As a relative newbie to the world of cheese, I’m still unpacking and learning to harness the versatility of fresh goat cheese. I had a 10.5 oz log of it sitting in my fridge on Sunday night, and after two days, half of it is gone. I’ve been spreading it on toast for breakfast–it functions as a superior alternative to cream cheese, tangier and less processed. In a similar vein, it’s wonderful as a spread for sandwiches in place of mayonnaise (again, superior I think). And of course, you can’t go wrong with crumbles of goat cheese on your salads. I also recently learned that it does wonders for a humble pasta dish. Simply add a hunk to a steaming, just-cooked bowl of pasta and keep stirring to break it up, and it essentially morphs into this creamy-ish cream sauce that adheres just right. If you’re not a fan of heavy cream sauces but like the illusion of a cream sauce, this is my gift to you: throw some goat cheese into your pasta. Along with a light squeeze of lemon and lots of pepper, and I think you’ll be pleased with the results.
Cheese 101 is billed as Formaggio’s most popular cheese course, and at $35, it’s a bargain. They offer it about once a month, and it sells out fast, so you’ll have to plan accordingly.

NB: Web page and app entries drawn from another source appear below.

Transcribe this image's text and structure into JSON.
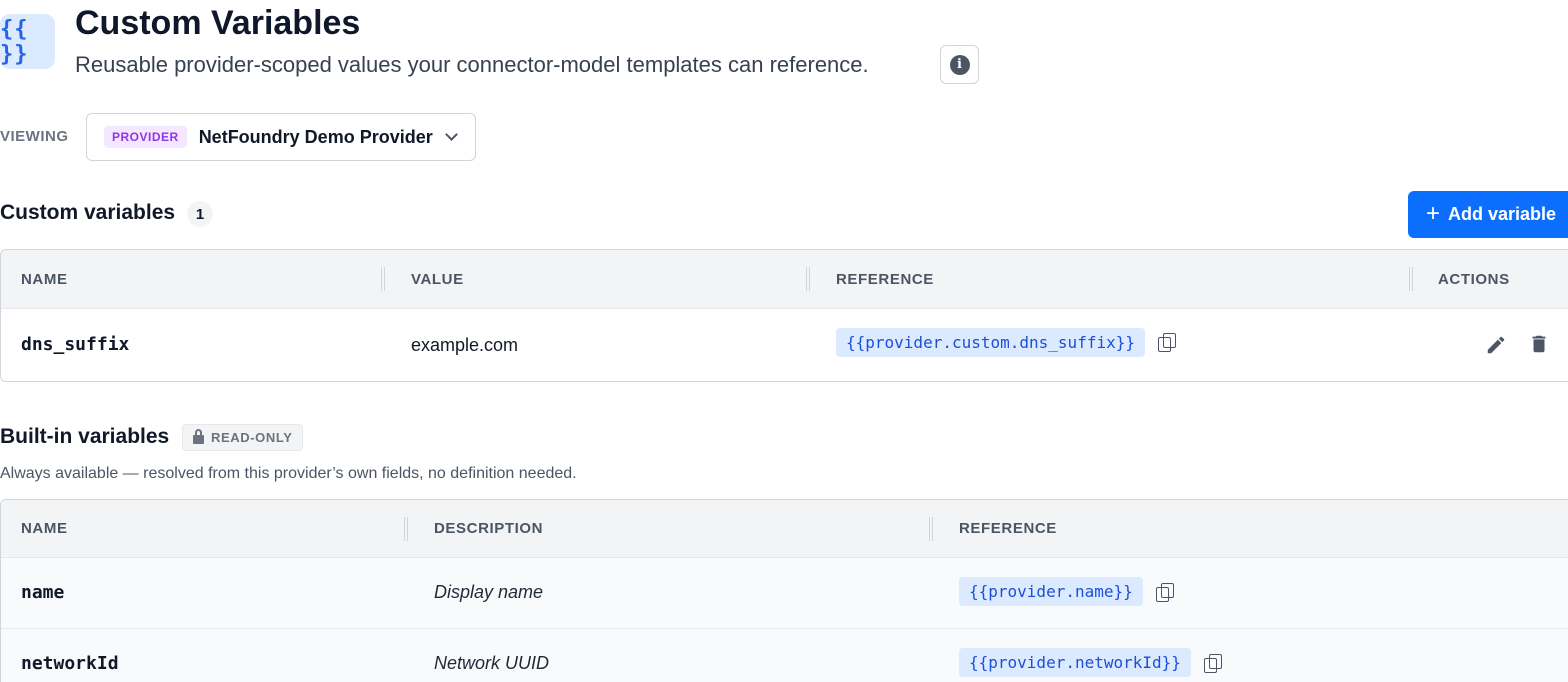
{
  "header": {
    "icon_text": "{{ }}",
    "title": "Custom Variables",
    "subtitle": "Reusable provider-scoped values your connector-model templates can reference.",
    "info_icon_glyph": "i"
  },
  "viewing": {
    "label": "VIEWING",
    "badge": "PROVIDER",
    "provider_name": "NetFoundry Demo Provider"
  },
  "custom_section": {
    "title": "Custom variables",
    "count": "1",
    "add_button_label": "Add variable",
    "columns": [
      "NAME",
      "VALUE",
      "REFERENCE",
      "ACTIONS"
    ],
    "rows": [
      {
        "name": "dns_suffix",
        "value": "example.com",
        "reference": "{{provider.custom.dns_suffix}}"
      }
    ]
  },
  "builtin_section": {
    "title": "Built-in variables",
    "badge": "READ-ONLY",
    "description": "Always available — resolved from this provider’s own fields, no definition needed.",
    "columns": [
      "NAME",
      "DESCRIPTION",
      "REFERENCE"
    ],
    "rows": [
      {
        "name": "name",
        "description": "Display name",
        "reference": "{{provider.name}}"
      },
      {
        "name": "networkId",
        "description": "Network UUID",
        "reference": "{{provider.networkId}}"
      }
    ]
  },
  "colors": {
    "accent": "#0b6efd",
    "chip_bg": "#dbeafe",
    "chip_text": "#1d4ed8",
    "provider_badge_bg": "#f3e8ff",
    "provider_badge_text": "#9333ea"
  }
}
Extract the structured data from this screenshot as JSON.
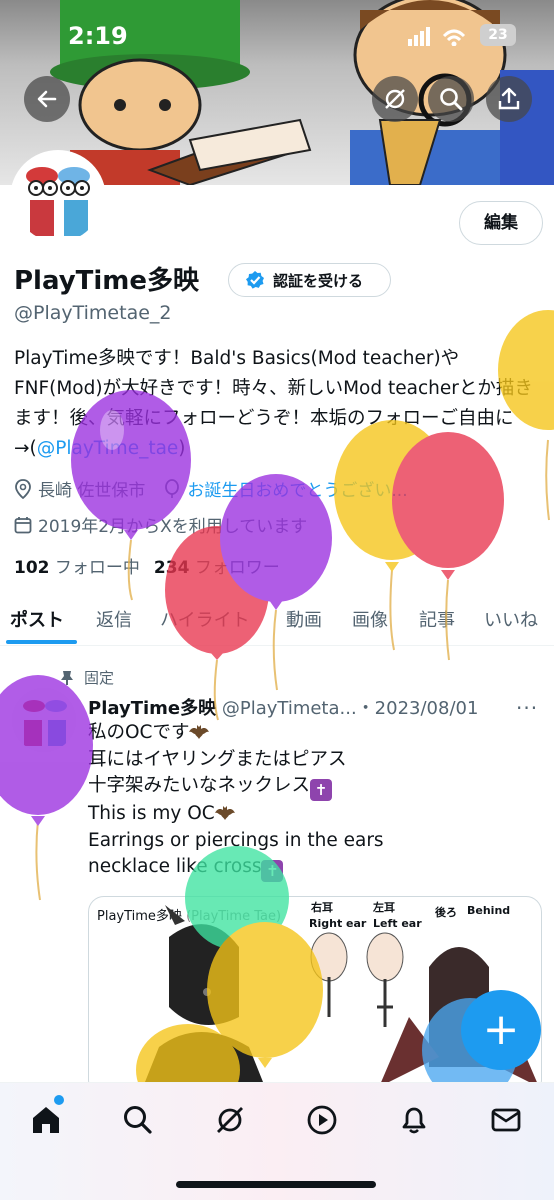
{
  "status_bar": {
    "time": "2:19",
    "battery": "23"
  },
  "profile": {
    "display_name": "PlayTime多映",
    "handle": "@PlayTimetae_2",
    "edit_label": "編集",
    "verify_label": "認証を受ける",
    "bio_text": "PlayTime多映です！Bald's Basics(Mod teacher)やFNF(Mod)が大好きです！時々、新しいMod teacherとか描きます！後、気軽にフォローどうぞ！本垢のフォローご自由に→(",
    "bio_link": "@PlayTime_tae",
    "bio_end": ")",
    "location": "長崎 佐世保市",
    "birthday_text": "お誕生日おめでとうござい...",
    "joined": "2019年2月からXを利用しています",
    "following_count": "102",
    "following_label": "フォロー中",
    "followers_count": "234",
    "followers_label": "フォロワー"
  },
  "tabs": [
    "ポスト",
    "返信",
    "ハイライト",
    "動画",
    "画像",
    "記事",
    "いいね"
  ],
  "post": {
    "pinned_label": "固定",
    "author": "PlayTime多映",
    "handle_date": "@PlayTimeta...・2023/08/01",
    "more": "···",
    "lines": [
      "私のOCです",
      "耳にはイヤリングまたはピアス",
      "十字架みたいなネックレス",
      "This is my OC",
      "Earrings or piercings in the ears",
      "necklace like cross"
    ],
    "image_caption": "PlayTime多映",
    "image_caption_sub": "(PlayTime Tae)",
    "image_labels": {
      "right_ear_jp": "右耳",
      "right_ear_en": "Right ear",
      "left_ear_jp": "左耳",
      "left_ear_en": "Left ear",
      "behind_jp": "後ろ",
      "behind_en": "Behind"
    }
  },
  "fab_label": "+",
  "bottom_nav": [
    "home-icon",
    "search-icon",
    "grok-icon",
    "video-icon",
    "notifications-icon",
    "messages-icon"
  ],
  "colors": {
    "accent": "#1d9bf0",
    "text": "#0f1419",
    "muted": "#536471"
  }
}
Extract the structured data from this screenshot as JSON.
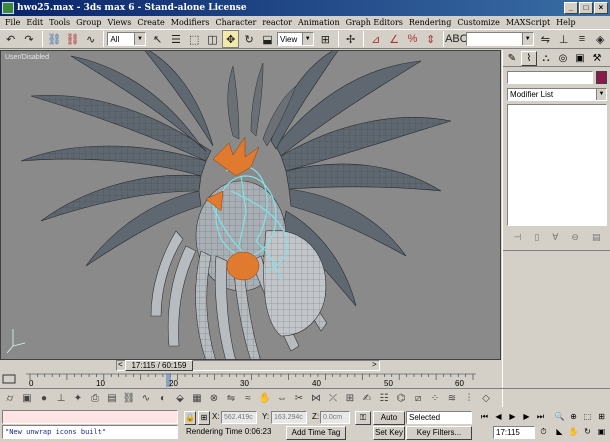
{
  "window": {
    "title": "hwo25.max - 3ds max 6 - Stand-alone License",
    "controls": {
      "minimize": "_",
      "maximize": "□",
      "close": "×"
    }
  },
  "menu": [
    "File",
    "Edit",
    "Tools",
    "Group",
    "Views",
    "Create",
    "Modifiers",
    "Character",
    "reactor",
    "Animation",
    "Graph Editors",
    "Rendering",
    "Customize",
    "MAXScript",
    "Help"
  ],
  "toolbar": {
    "selection_filter": "All",
    "reference_coord": "View"
  },
  "viewport": {
    "label": "User/Disabled"
  },
  "command_panel": {
    "modifier_list": "Modifier List"
  },
  "timeline": {
    "frame_display": "17:115 / 60:159",
    "prev_arrow": "<",
    "next_arrow": ">",
    "ticks": [
      "0",
      "10",
      "20",
      "30",
      "40",
      "50",
      "60"
    ]
  },
  "status": {
    "maxscript_output": "\"New unwrap icons built\"",
    "x_label": "X:",
    "x_value": "562.419c",
    "y_label": "Y:",
    "y_value": "163.294c",
    "z_label": "Z:",
    "z_value": "0.0cm",
    "rendering_time": "Rendering Time  0:06:23",
    "add_time_tag": "Add Time Tag"
  },
  "animation": {
    "auto_key": "Auto Key",
    "selected": "Selected",
    "set_key": "Set Key",
    "key_filters": "Key Filters...",
    "current_frame": "17:115"
  }
}
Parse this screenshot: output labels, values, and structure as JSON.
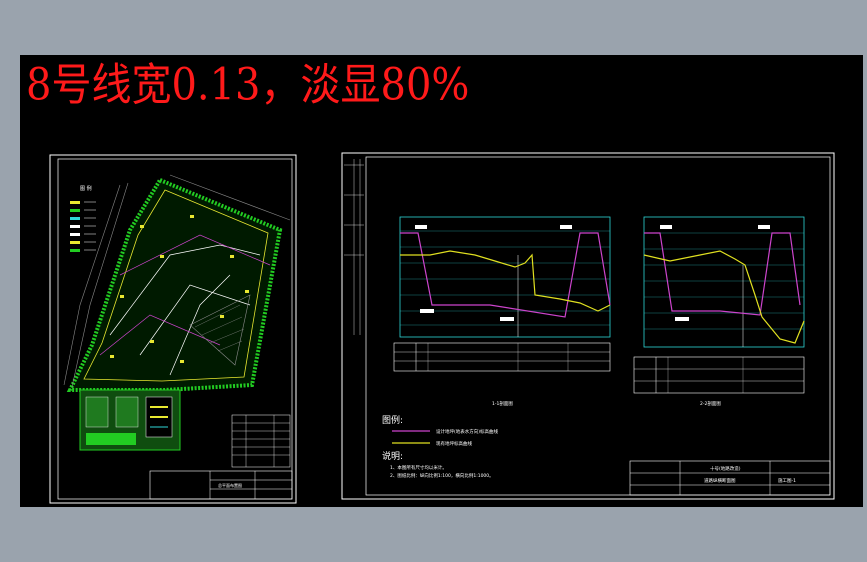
{
  "banner": {
    "text": "8号线宽0.13，淡显80%",
    "color": "#ff1a1a"
  },
  "left_sheet": {
    "legend_title": "图 例",
    "title_block_label": "总平面布置图"
  },
  "right_sheet": {
    "section_title_1": "1-1剖面图",
    "section_title_2": "2-2剖面图",
    "legend_heading": "图例:",
    "legend_items": [
      {
        "label": "设计地坪(地表水方向)标高曲线",
        "color": "#cc44cc"
      },
      {
        "label": "现有地坪标高曲线",
        "color": "#e0e020"
      }
    ],
    "notes_heading": "说明:",
    "notes": [
      "1、本图所有尺寸均以米计。",
      "2、图纸比例：纵向比例1:100，横向比例1:1000。"
    ],
    "title_block_project": "十号(地路改造)",
    "title_block_drawing": "道路纵横断面图",
    "title_block_number": "施工图-1"
  },
  "colors": {
    "canvas": "#000000",
    "frame": "#ffffff",
    "grid": "#2fd8d8",
    "design_curve": "#cc44cc",
    "existing_curve": "#e0e020",
    "site_green": "#22cc22",
    "label_yellow": "#e8e830"
  }
}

I reserved a spot for the March class back in January. They have a generous 24-hr full refund policy, in case you realize you can’t make it as the date closes in.
The coworker with whom I had originally signed up unfortunately had to back out at the last minute. I went solo and had a great time, but I definitely recommend going with a friend if you can (most people were there in pairs).
Adam Centamore and Vince Razionale, two of Formaggio’s genial cheesemongers, led the class. I will not dwell on the frustration of my failed zipcar reservation, but it did make me a half hour late. I got there toward the tail end of the introduction on the history of cheese and the basics of the cheese-making process (the function of rennet, separating curds from whey, adding flavoring, aging). In a later aside, I was given the 30-second version of the history, and I will give you the one-sentence summary: a very long time ago, cheese was discovered by accident. I thought the intro provided a broad but scant overview, this impression colored by the fact that I missed some of it. The more interesting details came out over the course of the night via questions raised and by explication through the particular cheeses that we tasted.